Whenever a line in the data contains "Notifications", show that line.

═════ AVAILABLE DATA ═════

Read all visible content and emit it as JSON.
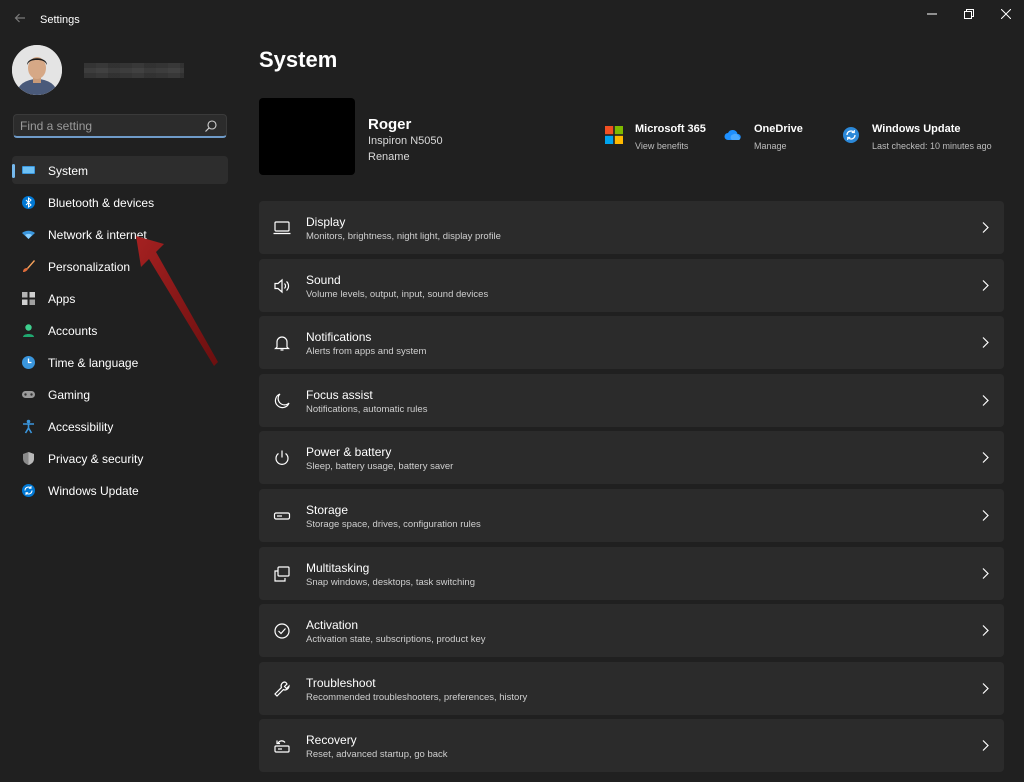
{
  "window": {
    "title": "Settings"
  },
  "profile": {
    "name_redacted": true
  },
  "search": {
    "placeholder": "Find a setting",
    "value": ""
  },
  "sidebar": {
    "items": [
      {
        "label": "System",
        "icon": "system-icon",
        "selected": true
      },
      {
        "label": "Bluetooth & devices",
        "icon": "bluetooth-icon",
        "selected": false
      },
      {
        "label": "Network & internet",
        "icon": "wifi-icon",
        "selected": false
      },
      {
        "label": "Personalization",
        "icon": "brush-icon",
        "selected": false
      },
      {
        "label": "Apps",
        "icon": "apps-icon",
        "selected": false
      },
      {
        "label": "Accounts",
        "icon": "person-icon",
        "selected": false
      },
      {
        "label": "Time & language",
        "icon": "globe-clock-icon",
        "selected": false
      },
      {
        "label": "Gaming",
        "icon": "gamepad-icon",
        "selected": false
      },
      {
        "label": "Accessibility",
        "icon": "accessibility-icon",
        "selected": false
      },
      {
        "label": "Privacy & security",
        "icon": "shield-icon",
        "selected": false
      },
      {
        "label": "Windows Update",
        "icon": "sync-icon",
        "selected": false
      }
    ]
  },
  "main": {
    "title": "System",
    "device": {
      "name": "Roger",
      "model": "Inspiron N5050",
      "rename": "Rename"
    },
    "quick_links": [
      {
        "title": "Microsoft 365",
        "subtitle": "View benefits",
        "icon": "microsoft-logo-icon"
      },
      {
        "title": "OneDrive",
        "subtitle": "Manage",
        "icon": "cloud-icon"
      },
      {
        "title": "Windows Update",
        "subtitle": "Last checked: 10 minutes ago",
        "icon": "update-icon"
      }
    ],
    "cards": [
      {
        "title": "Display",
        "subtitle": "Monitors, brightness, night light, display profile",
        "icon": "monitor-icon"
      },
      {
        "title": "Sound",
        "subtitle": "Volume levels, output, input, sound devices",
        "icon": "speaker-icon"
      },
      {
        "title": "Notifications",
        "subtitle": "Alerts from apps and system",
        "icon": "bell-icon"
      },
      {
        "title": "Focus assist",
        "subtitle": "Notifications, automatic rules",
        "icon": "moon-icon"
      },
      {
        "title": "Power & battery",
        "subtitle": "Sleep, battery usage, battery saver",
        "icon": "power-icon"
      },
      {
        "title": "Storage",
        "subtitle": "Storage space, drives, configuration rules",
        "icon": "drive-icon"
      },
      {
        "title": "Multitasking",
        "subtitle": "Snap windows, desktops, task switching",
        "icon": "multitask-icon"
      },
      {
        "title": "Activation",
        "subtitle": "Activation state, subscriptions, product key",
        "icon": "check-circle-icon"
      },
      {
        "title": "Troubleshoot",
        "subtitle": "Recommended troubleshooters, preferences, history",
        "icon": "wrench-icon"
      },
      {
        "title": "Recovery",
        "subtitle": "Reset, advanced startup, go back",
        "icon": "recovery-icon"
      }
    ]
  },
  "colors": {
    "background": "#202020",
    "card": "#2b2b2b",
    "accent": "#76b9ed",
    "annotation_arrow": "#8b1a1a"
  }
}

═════

> **ANSWER BOX**:
        "title": "Notifications",
        "subtitle": "Notifications, automatic rules",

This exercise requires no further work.